Bug # Status Title 5143 ACTIVE "Build done" signal makes no sound ---------- ACTIVE - 01/30/95 - MIKEBLAS -------------------- Visual C++ makes an audible signal when a build completes. When no developer is in the room, this signal doesn't make a sound. To reproduce: 1) Start a build. 2) Leave the room. 3) Note that the chime does not make a sound. We should find a way to make the build bell make a sound even if nobody is there to hear it. This philosophical issue may need program management's attention before being resolved. ---------- ASSIGNED to MATTHEWT - 01/30/95 - SCOTF --------- Can we use the telepathy support in Win95 to contact whomever is logged into the machine doing the build? Maybe we should just detect when the developer is leaving the room and prompt for a phone number where s/he can be reached. How about disabling leaving the room during a build? ---------- RESOLVED - BY DESIGN - 01/31/95 - MATTHEWT ------ ---------- ACTIVE - 02/01/95 - MARKLAM --------------------- Actually, we can't do this either. The problem is that while you're out of the room your build is neither finished nor unfinished.
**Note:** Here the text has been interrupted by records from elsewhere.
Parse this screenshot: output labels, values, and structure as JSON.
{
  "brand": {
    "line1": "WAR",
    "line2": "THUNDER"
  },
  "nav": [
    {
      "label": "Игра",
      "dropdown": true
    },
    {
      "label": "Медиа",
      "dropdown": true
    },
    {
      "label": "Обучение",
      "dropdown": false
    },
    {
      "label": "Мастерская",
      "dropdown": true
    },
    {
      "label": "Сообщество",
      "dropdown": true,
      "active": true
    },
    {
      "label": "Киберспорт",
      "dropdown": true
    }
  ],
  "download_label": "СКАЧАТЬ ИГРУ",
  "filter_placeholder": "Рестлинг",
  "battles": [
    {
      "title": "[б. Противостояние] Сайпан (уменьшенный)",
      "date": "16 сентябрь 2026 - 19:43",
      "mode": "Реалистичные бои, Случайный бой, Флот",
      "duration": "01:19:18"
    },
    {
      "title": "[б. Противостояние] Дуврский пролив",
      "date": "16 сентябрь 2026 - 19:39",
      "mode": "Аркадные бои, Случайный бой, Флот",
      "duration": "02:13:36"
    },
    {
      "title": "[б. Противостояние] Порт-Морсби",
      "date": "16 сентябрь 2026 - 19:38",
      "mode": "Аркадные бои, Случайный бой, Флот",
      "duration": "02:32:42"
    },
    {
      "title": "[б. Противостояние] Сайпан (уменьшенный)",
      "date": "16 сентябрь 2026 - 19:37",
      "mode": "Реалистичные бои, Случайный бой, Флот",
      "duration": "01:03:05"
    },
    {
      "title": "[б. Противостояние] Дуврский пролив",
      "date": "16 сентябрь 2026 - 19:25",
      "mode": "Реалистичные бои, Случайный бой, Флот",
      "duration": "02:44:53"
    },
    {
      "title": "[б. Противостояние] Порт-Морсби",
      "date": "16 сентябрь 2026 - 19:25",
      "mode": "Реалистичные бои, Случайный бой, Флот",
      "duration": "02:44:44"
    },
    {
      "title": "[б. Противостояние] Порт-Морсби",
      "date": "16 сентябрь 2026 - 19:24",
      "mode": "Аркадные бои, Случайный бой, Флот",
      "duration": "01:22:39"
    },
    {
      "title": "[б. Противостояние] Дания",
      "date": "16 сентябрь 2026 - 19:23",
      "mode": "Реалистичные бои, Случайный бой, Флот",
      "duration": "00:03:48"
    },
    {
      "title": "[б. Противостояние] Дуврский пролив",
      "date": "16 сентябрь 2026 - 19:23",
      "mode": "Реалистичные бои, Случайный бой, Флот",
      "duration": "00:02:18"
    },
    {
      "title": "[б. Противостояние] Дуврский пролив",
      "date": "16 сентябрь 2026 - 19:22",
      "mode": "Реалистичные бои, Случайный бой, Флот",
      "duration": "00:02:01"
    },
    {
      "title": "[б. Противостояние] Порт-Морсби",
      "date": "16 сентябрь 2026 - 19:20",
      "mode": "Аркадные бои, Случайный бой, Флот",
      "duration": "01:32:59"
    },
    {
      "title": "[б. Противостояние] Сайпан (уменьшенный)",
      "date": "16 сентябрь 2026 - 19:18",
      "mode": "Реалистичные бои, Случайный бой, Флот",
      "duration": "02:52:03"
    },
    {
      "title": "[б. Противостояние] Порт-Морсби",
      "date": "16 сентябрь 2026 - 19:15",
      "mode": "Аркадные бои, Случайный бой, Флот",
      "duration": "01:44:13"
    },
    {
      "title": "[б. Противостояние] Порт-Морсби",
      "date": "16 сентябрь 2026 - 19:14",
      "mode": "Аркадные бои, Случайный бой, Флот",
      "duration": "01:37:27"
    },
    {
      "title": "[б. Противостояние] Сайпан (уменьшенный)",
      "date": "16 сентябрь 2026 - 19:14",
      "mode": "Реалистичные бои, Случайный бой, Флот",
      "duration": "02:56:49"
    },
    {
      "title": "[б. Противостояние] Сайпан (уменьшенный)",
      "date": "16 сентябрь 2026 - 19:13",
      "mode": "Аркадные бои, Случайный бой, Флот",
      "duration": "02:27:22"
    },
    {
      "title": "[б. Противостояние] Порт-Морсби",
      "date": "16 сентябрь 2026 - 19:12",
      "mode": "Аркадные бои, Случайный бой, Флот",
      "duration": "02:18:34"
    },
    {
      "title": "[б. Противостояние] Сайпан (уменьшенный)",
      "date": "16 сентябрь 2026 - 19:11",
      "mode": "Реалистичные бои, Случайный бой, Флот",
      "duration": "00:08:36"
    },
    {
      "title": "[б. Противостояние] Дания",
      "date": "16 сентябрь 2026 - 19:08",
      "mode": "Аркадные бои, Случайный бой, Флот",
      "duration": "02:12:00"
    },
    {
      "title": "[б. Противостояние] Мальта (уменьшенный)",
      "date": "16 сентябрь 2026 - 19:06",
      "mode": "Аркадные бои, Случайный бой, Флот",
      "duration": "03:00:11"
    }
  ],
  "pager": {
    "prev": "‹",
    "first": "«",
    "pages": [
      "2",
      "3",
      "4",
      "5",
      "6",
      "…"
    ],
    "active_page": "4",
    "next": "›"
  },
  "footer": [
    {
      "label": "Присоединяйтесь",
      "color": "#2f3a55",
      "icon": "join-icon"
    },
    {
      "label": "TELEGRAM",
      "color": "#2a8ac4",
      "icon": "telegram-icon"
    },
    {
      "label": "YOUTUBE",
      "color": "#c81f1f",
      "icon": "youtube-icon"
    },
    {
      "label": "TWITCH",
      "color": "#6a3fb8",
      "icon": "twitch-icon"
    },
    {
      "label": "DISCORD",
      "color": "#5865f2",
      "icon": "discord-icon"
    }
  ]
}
It stays in a state of flux until you return and collapse the quantum uncertainty by observing it. Perhaps we could link the build finished event to a cat in a box? ---------- ASSIGNED to HEISENBERG - 02/01/95 - MARKLAM ----- ---------- RESOLVED - NOT REPRO - 02/03/95 - HEISENBERG ---- I cannot repro this. I tried standing just outside my door and it made the beep. Do I have to go further from my office? Would the mailroom do? ---------- ACTIVE - 02/03/95 - MIKEBLAS -------------------- The relative position of the mailroom and your office are relatively uncertain to me, Doctor. Please try again: 1) start a build 2) leave your office 3) go down the hall 4) wait until you don't hear the beep 5) return to note that the build is done I think this is how I first repro'ed the problem, but I can't remember what I was doing to make it happen. The idea of disabling leaving the room might be the best possible solution, I think. When a build starts, the IDE should pop up a message that says "There are no more Fritos" or "The kitchen has closed early" or "The bathroom is being cleaned" so the developer will not be tempted to get up and wander around. With minimal rebuild in place, we should consider diversions that won't take as long to remedy: "You're expecting a phone call" or "Someone will stop by to see you soon". We need to think of messages that are easy to localize for VC++3.0J. ---------- ASSIGNED to MIKEBLAS - 02/13/95 - MARKLAM ------- To do this we'll need to avoid messages about the bathrooms and vending machines for external releases. Perhaps some customer research is needed to find out exactly *why* Visual C++ users leave their keyboards. Some suggestions (including MB_ types) Get a drink : (i) You're out of coffee (i) You're out of tea (i)(i) YYoouuvv''ee hhaadd eennoouugghh Get something to eat : (?) You have no food, remember /!\ You need to lose weight, fatso. Sit your ass down Exercise etc : (?) Did You Know - sunlight causes skin cancer (i) With a Nordik Trak you can get a workout in front of your monitor. Call for home delivery /!\ I didn't mean that about your weight See family : (i) They already know you love them /!\ They'll only want money for something /!\ Your in-laws have arrived Call of nature : This could be difficult. Consider supplying bed-pan or similar. ---------- ASSIGNED to MIKEBLAS - 02/13/95 - MARKLAM ------- ---------- ASSIGNED to MIKEBLAS - 02/16/95 - HEISENBERG ---- I attempted to repro this once more: I placed my machine in the forest at the edge of the campus. I started a 'rebuild all' and ran out of the forest towards my mailroom. My build normally takes 3 minutes. After 5 minutes I had not heard anything, so I returned to my machine. Unfortunately a tree had fallen on it. I had not heard that, either.